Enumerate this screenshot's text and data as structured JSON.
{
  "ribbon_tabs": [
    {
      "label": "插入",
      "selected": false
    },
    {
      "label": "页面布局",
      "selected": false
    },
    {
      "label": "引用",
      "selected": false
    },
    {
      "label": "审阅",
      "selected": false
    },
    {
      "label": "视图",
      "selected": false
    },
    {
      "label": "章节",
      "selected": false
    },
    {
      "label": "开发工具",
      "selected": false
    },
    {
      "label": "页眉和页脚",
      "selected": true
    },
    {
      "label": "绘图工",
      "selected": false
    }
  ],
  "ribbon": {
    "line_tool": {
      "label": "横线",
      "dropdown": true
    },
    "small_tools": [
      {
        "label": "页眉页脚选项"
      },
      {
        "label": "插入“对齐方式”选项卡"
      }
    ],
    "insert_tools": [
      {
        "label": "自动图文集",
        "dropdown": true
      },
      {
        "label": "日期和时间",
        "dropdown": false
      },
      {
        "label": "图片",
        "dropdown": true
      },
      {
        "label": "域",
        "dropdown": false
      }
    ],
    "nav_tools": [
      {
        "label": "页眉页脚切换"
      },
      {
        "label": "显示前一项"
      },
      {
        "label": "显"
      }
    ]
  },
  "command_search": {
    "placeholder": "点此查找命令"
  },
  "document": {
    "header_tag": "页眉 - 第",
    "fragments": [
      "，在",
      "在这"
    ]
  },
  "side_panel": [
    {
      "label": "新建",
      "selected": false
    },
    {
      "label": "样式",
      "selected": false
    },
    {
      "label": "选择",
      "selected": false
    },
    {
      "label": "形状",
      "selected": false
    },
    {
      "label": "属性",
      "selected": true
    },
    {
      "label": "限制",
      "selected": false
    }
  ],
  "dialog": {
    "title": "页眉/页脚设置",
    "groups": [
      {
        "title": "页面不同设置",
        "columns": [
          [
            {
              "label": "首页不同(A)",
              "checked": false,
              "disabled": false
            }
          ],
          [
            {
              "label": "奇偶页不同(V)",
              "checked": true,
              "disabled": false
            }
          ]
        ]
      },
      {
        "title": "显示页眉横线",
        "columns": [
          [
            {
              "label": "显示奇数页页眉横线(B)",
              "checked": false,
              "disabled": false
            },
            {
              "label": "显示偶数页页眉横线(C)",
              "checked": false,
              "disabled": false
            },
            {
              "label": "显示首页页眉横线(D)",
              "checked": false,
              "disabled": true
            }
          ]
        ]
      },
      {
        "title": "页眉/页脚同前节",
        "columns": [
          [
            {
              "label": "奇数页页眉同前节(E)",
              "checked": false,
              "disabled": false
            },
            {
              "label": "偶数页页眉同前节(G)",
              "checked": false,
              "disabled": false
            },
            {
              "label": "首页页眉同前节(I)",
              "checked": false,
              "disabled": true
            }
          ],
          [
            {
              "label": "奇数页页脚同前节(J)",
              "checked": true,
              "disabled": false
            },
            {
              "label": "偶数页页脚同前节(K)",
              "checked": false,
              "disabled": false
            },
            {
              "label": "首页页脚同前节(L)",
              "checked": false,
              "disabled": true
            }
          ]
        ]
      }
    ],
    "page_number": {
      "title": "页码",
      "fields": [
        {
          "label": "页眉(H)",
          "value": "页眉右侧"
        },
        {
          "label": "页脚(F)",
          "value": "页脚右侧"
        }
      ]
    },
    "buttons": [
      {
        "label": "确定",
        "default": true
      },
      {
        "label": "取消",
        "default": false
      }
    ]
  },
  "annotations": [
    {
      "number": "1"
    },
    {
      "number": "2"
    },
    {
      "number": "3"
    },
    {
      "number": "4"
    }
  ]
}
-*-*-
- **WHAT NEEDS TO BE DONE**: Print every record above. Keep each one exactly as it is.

- **OUTPUT**:
Enumerate this screenshot's text and data as structured JSON.
{
  "ribbon_tabs": [
    {
      "label": "插入",
      "selected": false
    },
    {
      "label": "页面布局",
      "selected": false
    },
    {
      "label": "引用",
      "selected": false
    },
    {
      "label": "审阅",
      "selected": false
    },
    {
      "label": "视图",
      "selected": false
    },
    {
      "label": "章节",
      "selected": false
    },
    {
      "label": "开发工具",
      "selected": false
    },
    {
      "label": "页眉和页脚",
      "selected": true
    },
    {
      "label": "绘图工",
      "selected": false
    }
  ],
  "ribbon": {
    "line_tool": {
      "label": "横线",
      "dropdown": true
    },
    "small_tools": [
      {
        "label": "页眉页脚选项"
      },
      {
        "label": "插入“对齐方式”选项卡"
      }
    ],
    "insert_tools": [
      {
        "label": "自动图文集",
        "dropdown": true
      },
      {
        "label": "日期和时间",
        "dropdown": false
      },
      {
        "label": "图片",
        "dropdown": true
      },
      {
        "label": "域",
        "dropdown": false
      }
    ],
    "nav_tools": [
      {
        "label": "页眉页脚切换"
      },
      {
        "label": "显示前一项"
      },
      {
        "label": "显"
      }
    ]
  },
  "command_search": {
    "placeholder": "点此查找命令"
  },
  "document": {
    "header_tag": "页眉 - 第",
    "fragments": [
      "，在",
      "在这"
    ]
  },
  "side_panel": [
    {
      "label": "新建",
      "selected": false
    },
    {
      "label": "样式",
      "selected": false
    },
    {
      "label": "选择",
      "selected": false
    },
    {
      "label": "形状",
      "selected": false
    },
    {
      "label": "属性",
      "selected": true
    },
    {
      "label": "限制",
      "selected": false
    }
  ],
  "dialog": {
    "title": "页眉/页脚设置",
    "groups": [
      {
        "title": "页面不同设置",
        "columns": [
          [
            {
              "label": "首页不同(A)",
              "checked": false,
              "disabled": false
            }
          ],
          [
            {
              "label": "奇偶页不同(V)",
              "checked": true,
              "disabled": false
            }
          ]
        ]
      },
      {
        "title": "显示页眉横线",
        "columns": [
          [
            {
              "label": "显示奇数页页眉横线(B)",
              "checked": false,
              "disabled": false
            },
            {
              "label": "显示偶数页页眉横线(C)",
              "checked": false,
              "disabled": false
            },
            {
              "label": "显示首页页眉横线(D)",
              "checked": false,
              "disabled": true
            }
          ]
        ]
      },
      {
        "title": "页眉/页脚同前节",
        "columns": [
          [
            {
              "label": "奇数页页眉同前节(E)",
              "checked": false,
              "disabled": false
            },
            {
              "label": "偶数页页眉同前节(G)",
              "checked": false,
              "disabled": false
            },
            {
              "label": "首页页眉同前节(I)",
              "checked": false,
              "disabled": true
            }
          ],
          [
            {
              "label": "奇数页页脚同前节(J)",
              "checked": true,
              "disabled": false
            },
            {
              "label": "偶数页页脚同前节(K)",
              "checked": false,
              "disabled": false
            },
            {
              "label": "首页页脚同前节(L)",
              "checked": false,
              "disabled": true
            }
          ]
        ]
      }
    ],
    "page_number": {
      "title": "页码",
      "fields": [
        {
          "label": "页眉(H)",
          "value": "页眉右侧"
        },
        {
          "label": "页脚(F)",
          "value": "页脚右侧"
        }
      ]
    },
    "buttons": [
      {
        "label": "确定",
        "default": true
      },
      {
        "label": "取消",
        "default": false
      }
    ]
  },
  "annotations": [
    {
      "number": "1"
    },
    {
      "number": "2"
    },
    {
      "number": "3"
    },
    {
      "number": "4"
    }
  ]
}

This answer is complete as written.